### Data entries
_ _ _
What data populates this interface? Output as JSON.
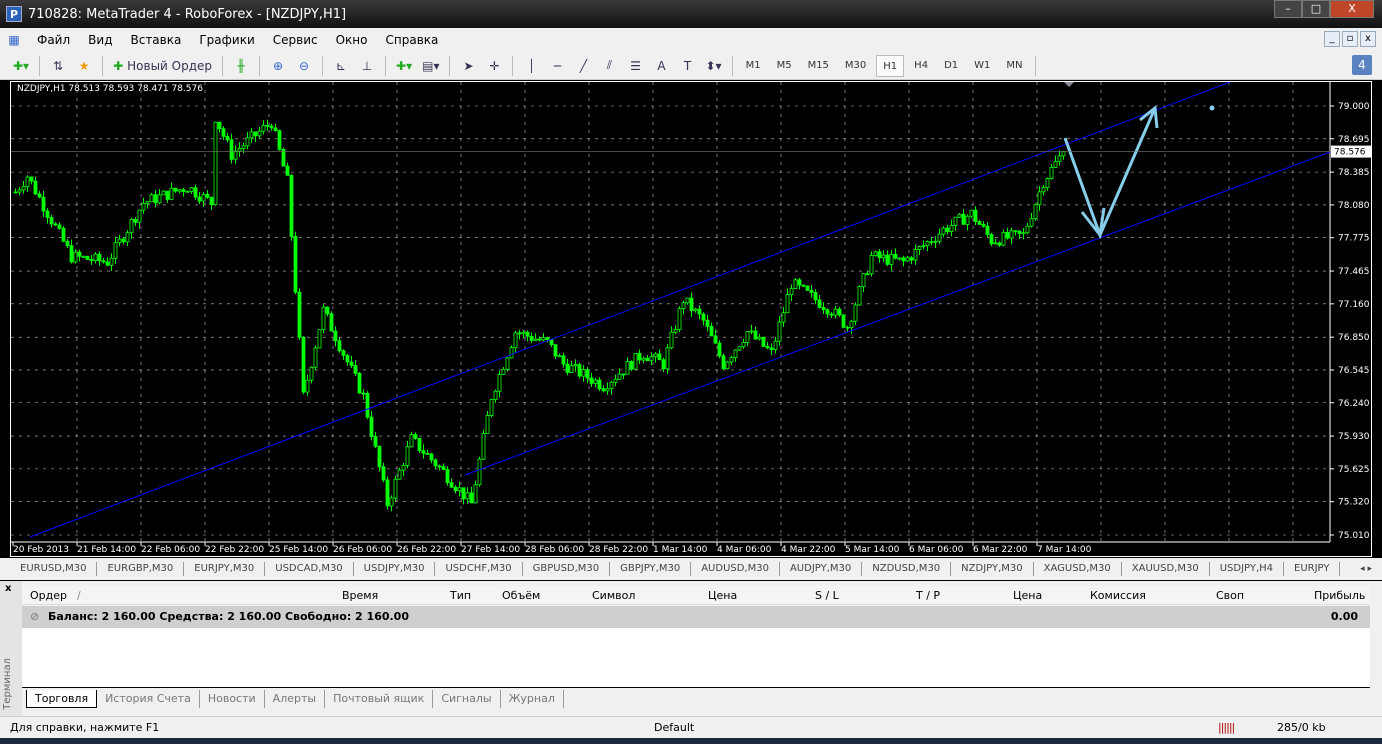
{
  "window": {
    "title": "710828: MetaTrader 4 - RoboForex - [NZDJPY,H1]",
    "min": "–",
    "max": "□",
    "close": "X"
  },
  "menu": [
    "Файл",
    "Вид",
    "Вставка",
    "Графики",
    "Сервис",
    "Окно",
    "Справка"
  ],
  "mdi": {
    "min": "_",
    "restore": "▫",
    "close": "x"
  },
  "toolbar": {
    "new_order": "Новый Ордер",
    "timeframes": [
      "M1",
      "M5",
      "M15",
      "M30",
      "H1",
      "H4",
      "D1",
      "W1",
      "MN"
    ],
    "active_tf": "H1",
    "text_tool": "A",
    "label_tool": "T",
    "notify_count": "4"
  },
  "chart_data": {
    "type": "candlestick",
    "symbol_info": "NZDJPY,H1  78.513 78.593 78.471 78.576",
    "current_price": "78.576",
    "ylim": [
      75.01,
      79.0
    ],
    "yticks": [
      "79.000",
      "78.695",
      "78.385",
      "78.080",
      "77.775",
      "77.465",
      "77.160",
      "76.850",
      "76.545",
      "76.240",
      "75.930",
      "75.625",
      "75.320",
      "75.010"
    ],
    "xticks": [
      "20 Feb 2013",
      "21 Feb 14:00",
      "22 Feb 06:00",
      "22 Feb 22:00",
      "25 Feb 14:00",
      "26 Feb 06:00",
      "26 Feb 22:00",
      "27 Feb 14:00",
      "28 Feb 06:00",
      "28 Feb 22:00",
      "1 Mar 14:00",
      "4 Mar 06:00",
      "4 Mar 22:00",
      "5 Mar 14:00",
      "6 Mar 06:00",
      "6 Mar 22:00",
      "7 Mar 14:00"
    ],
    "approx_close_path": [
      [
        0,
        78.2
      ],
      [
        3,
        78.35
      ],
      [
        14,
        77.6
      ],
      [
        23,
        77.55
      ],
      [
        32,
        78.1
      ],
      [
        43,
        78.25
      ],
      [
        49,
        78.1
      ],
      [
        50,
        78.9
      ],
      [
        54,
        78.55
      ],
      [
        64,
        78.85
      ],
      [
        68,
        78.3
      ],
      [
        72,
        76.3
      ],
      [
        77,
        77.1
      ],
      [
        82,
        76.7
      ],
      [
        87,
        76.3
      ],
      [
        93,
        75.3
      ],
      [
        99,
        75.9
      ],
      [
        107,
        75.6
      ],
      [
        114,
        75.3
      ],
      [
        119,
        76.3
      ],
      [
        125,
        76.9
      ],
      [
        133,
        76.8
      ],
      [
        137,
        76.6
      ],
      [
        147,
        76.4
      ],
      [
        157,
        76.7
      ],
      [
        162,
        76.6
      ],
      [
        167,
        77.2
      ],
      [
        172,
        77.0
      ],
      [
        177,
        76.6
      ],
      [
        183,
        76.9
      ],
      [
        189,
        76.7
      ],
      [
        194,
        77.35
      ],
      [
        204,
        77.1
      ],
      [
        208,
        76.95
      ],
      [
        214,
        77.6
      ],
      [
        222,
        77.55
      ],
      [
        232,
        77.85
      ],
      [
        239,
        78.0
      ],
      [
        244,
        77.75
      ],
      [
        252,
        77.8
      ],
      [
        257,
        78.3
      ],
      [
        262,
        78.576
      ]
    ],
    "colors": {
      "candle": "#00ff00",
      "grid": "#c0c0c0",
      "channel": "#0000ff",
      "arrow": "#87ceeb",
      "background": "#000000"
    }
  },
  "symbol_tabs": [
    "EURUSD,M30",
    "EURGBP,M30",
    "EURJPY,M30",
    "USDCAD,M30",
    "USDJPY,M30",
    "USDCHF,M30",
    "GBPUSD,M30",
    "GBPJPY,M30",
    "AUDUSD,M30",
    "AUDJPY,M30",
    "NZDUSD,M30",
    "NZDJPY,M30",
    "XAGUSD,M30",
    "XAUUSD,M30",
    "USDJPY,H4",
    "EURJPY"
  ],
  "terminal": {
    "side_label": "Терминал",
    "close": "x",
    "columns": [
      "Ордер",
      "/",
      "Время",
      "Тип",
      "Объём",
      "Символ",
      "Цена",
      "S / L",
      "T / P",
      "Цена",
      "Комиссия",
      "Своп",
      "Прибыль"
    ],
    "balance": "Баланс: 2 160.00  Средства: 2 160.00  Свободно: 2 160.00",
    "profit": "0.00",
    "tabs": [
      "Торговля",
      "История Счета",
      "Новости",
      "Алерты",
      "Почтовый ящик",
      "Сигналы",
      "Журнал"
    ]
  },
  "status": {
    "help": "Для справки, нажмите F1",
    "profile": "Default",
    "traffic": "285/0 kb"
  }
}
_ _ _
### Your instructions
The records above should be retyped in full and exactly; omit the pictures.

### Answer space
What data populates this interface? Output as JSON.
{
  "window": {
    "title": "710828: MetaTrader 4 - RoboForex - [NZDJPY,H1]",
    "min": "–",
    "max": "□",
    "close": "X"
  },
  "menu": [
    "Файл",
    "Вид",
    "Вставка",
    "Графики",
    "Сервис",
    "Окно",
    "Справка"
  ],
  "mdi": {
    "min": "_",
    "restore": "▫",
    "close": "x"
  },
  "toolbar": {
    "new_order": "Новый Ордер",
    "timeframes": [
      "M1",
      "M5",
      "M15",
      "M30",
      "H1",
      "H4",
      "D1",
      "W1",
      "MN"
    ],
    "active_tf": "H1",
    "text_tool": "A",
    "label_tool": "T",
    "notify_count": "4"
  },
  "chart_data": {
    "type": "candlestick",
    "symbol_info": "NZDJPY,H1  78.513 78.593 78.471 78.576",
    "current_price": "78.576",
    "ylim": [
      75.01,
      79.0
    ],
    "yticks": [
      "79.000",
      "78.695",
      "78.385",
      "78.080",
      "77.775",
      "77.465",
      "77.160",
      "76.850",
      "76.545",
      "76.240",
      "75.930",
      "75.625",
      "75.320",
      "75.010"
    ],
    "xticks": [
      "20 Feb 2013",
      "21 Feb 14:00",
      "22 Feb 06:00",
      "22 Feb 22:00",
      "25 Feb 14:00",
      "26 Feb 06:00",
      "26 Feb 22:00",
      "27 Feb 14:00",
      "28 Feb 06:00",
      "28 Feb 22:00",
      "1 Mar 14:00",
      "4 Mar 06:00",
      "4 Mar 22:00",
      "5 Mar 14:00",
      "6 Mar 06:00",
      "6 Mar 22:00",
      "7 Mar 14:00"
    ],
    "approx_close_path": [
      [
        0,
        78.2
      ],
      [
        3,
        78.35
      ],
      [
        14,
        77.6
      ],
      [
        23,
        77.55
      ],
      [
        32,
        78.1
      ],
      [
        43,
        78.25
      ],
      [
        49,
        78.1
      ],
      [
        50,
        78.9
      ],
      [
        54,
        78.55
      ],
      [
        64,
        78.85
      ],
      [
        68,
        78.3
      ],
      [
        72,
        76.3
      ],
      [
        77,
        77.1
      ],
      [
        82,
        76.7
      ],
      [
        87,
        76.3
      ],
      [
        93,
        75.3
      ],
      [
        99,
        75.9
      ],
      [
        107,
        75.6
      ],
      [
        114,
        75.3
      ],
      [
        119,
        76.3
      ],
      [
        125,
        76.9
      ],
      [
        133,
        76.8
      ],
      [
        137,
        76.6
      ],
      [
        147,
        76.4
      ],
      [
        157,
        76.7
      ],
      [
        162,
        76.6
      ],
      [
        167,
        77.2
      ],
      [
        172,
        77.0
      ],
      [
        177,
        76.6
      ],
      [
        183,
        76.9
      ],
      [
        189,
        76.7
      ],
      [
        194,
        77.35
      ],
      [
        204,
        77.1
      ],
      [
        208,
        76.95
      ],
      [
        214,
        77.6
      ],
      [
        222,
        77.55
      ],
      [
        232,
        77.85
      ],
      [
        239,
        78.0
      ],
      [
        244,
        77.75
      ],
      [
        252,
        77.8
      ],
      [
        257,
        78.3
      ],
      [
        262,
        78.576
      ]
    ],
    "colors": {
      "candle": "#00ff00",
      "grid": "#c0c0c0",
      "channel": "#0000ff",
      "arrow": "#87ceeb",
      "background": "#000000"
    }
  },
  "symbol_tabs": [
    "EURUSD,M30",
    "EURGBP,M30",
    "EURJPY,M30",
    "USDCAD,M30",
    "USDJPY,M30",
    "USDCHF,M30",
    "GBPUSD,M30",
    "GBPJPY,M30",
    "AUDUSD,M30",
    "AUDJPY,M30",
    "NZDUSD,M30",
    "NZDJPY,M30",
    "XAGUSD,M30",
    "XAUUSD,M30",
    "USDJPY,H4",
    "EURJPY"
  ],
  "terminal": {
    "side_label": "Терминал",
    "close": "x",
    "columns": [
      "Ордер",
      "/",
      "Время",
      "Тип",
      "Объём",
      "Символ",
      "Цена",
      "S / L",
      "T / P",
      "Цена",
      "Комиссия",
      "Своп",
      "Прибыль"
    ],
    "balance": "Баланс: 2 160.00  Средства: 2 160.00  Свободно: 2 160.00",
    "profit": "0.00",
    "tabs": [
      "Торговля",
      "История Счета",
      "Новости",
      "Алерты",
      "Почтовый ящик",
      "Сигналы",
      "Журнал"
    ]
  },
  "status": {
    "help": "Для справки, нажмите F1",
    "profile": "Default",
    "traffic": "285/0 kb"
  }
}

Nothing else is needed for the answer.